March 1, 2011.
I’m sure very few of you have had the misfortune of opening your eyes when you wake up and seeing piles of ashes were your house should be. I hope you never do.
Today we got up and had coffee as a family. I sat at the table and began to call places like dishnetwork and wildblue. I felt bad for these people. They are all cheery and ask well why are you cancelling, “Was it our service?” “No, my house burnt down.” Yea, they weren’t expecting that one. Then they try to do the good thing and console me. But really I’m just a stranger and they feel bad but they can’t wait to get off the phone. I called the insurance again, no luck. I started to write a list of people who had brought us things. And then, we finally got the news that we could go to our house.

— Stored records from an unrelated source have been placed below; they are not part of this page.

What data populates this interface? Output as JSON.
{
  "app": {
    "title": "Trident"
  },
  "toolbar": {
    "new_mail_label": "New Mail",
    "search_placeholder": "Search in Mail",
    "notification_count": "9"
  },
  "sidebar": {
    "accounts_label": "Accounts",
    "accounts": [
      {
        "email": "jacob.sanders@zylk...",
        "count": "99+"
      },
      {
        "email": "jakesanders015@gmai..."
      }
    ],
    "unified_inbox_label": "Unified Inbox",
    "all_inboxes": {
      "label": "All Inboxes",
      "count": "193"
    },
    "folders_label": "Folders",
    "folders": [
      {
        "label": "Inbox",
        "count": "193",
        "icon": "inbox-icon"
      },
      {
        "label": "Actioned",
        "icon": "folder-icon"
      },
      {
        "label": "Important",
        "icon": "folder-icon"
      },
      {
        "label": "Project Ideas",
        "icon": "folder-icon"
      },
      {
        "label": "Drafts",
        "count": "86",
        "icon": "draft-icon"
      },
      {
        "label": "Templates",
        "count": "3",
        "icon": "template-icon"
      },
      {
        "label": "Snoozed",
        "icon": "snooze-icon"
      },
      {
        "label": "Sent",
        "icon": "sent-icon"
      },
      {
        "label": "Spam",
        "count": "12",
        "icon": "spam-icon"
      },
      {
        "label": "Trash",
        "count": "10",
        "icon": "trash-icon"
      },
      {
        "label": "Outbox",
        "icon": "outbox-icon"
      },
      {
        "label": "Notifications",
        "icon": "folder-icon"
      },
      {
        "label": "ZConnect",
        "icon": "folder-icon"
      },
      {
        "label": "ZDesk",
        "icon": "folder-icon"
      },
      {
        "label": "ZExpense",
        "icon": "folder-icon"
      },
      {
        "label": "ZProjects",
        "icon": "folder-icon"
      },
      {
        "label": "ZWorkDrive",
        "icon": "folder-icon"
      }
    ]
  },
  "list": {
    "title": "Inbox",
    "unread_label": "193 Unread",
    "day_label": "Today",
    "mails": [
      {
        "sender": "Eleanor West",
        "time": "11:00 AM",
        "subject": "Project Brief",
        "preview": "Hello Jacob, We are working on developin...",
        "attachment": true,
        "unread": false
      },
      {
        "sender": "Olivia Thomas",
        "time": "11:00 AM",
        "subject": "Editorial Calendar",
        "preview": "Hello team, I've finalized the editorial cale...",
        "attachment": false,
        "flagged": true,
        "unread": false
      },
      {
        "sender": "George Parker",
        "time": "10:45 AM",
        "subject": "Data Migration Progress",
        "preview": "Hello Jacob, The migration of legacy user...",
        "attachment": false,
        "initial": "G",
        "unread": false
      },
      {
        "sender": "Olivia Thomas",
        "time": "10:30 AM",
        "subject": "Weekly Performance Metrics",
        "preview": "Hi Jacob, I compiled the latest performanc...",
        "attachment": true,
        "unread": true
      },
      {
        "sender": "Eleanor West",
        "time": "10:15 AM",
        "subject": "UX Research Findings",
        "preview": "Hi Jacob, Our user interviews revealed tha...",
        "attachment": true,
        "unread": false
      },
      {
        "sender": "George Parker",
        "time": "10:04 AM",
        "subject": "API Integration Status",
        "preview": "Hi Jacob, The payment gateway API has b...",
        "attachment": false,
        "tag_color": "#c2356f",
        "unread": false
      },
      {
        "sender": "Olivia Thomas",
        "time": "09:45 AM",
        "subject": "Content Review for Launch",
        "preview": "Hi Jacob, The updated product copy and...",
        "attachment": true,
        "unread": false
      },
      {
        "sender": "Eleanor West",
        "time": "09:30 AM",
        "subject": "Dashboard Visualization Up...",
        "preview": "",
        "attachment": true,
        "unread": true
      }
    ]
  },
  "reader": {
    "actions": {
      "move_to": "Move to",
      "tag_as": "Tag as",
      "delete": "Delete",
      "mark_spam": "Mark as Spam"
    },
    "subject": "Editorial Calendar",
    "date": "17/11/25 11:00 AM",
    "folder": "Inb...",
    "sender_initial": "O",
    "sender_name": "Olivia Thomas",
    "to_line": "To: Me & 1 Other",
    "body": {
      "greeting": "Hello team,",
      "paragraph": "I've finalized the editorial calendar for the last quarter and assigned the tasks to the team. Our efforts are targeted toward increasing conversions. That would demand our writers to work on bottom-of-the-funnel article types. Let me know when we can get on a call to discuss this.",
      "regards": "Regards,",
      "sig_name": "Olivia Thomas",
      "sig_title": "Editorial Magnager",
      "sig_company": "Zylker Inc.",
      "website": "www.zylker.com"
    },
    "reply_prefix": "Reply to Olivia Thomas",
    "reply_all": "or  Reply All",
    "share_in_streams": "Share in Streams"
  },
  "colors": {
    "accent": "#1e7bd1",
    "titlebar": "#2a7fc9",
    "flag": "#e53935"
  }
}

We put on borrowed clothes. I found some rubber boots and gloves. And we went. Neighbors, who had not lost their home, were at our house waiting. They had shovels, rakes, and buckets. They had come to help us sift through the ashes. I was glad to have them there. Just to have other people surrounding me. I don’t think Chance and I could have done it alone. That in itself made me want to cry, but I didn’t.
I took that first hesitant step into the ashes. I was scared at that I might step on something, but it didn’t take long to realize there was nothing to step on. At first, I couldn’t see anything but then things started to pop out. The stove and mangled dishwasher with broken dishes wrapped in it. The twisted metal that used to be our mattress. Chance’s toolbox that could have been the refrigerator or dryer for all I knew. So we started sifting through the ashes.
We would get excited if we found something we could make out. Here’s a spoon! I found a vase! Hey I think this was your toilet! I had not prepared myself to walk away empty handed. It was absolutely without a doubt the most depressing thing I have ever experienced. After hours of picking up dusk, I told Chance I had to leave. There was no point in what we were doing. I thanked everyone that had helped from the bottom of my heart. I needed those people. And we left. I did not look back.
The Family went to Burger King. We were all standing in line and Chance looked at me and said, “You have ashes in your hair.”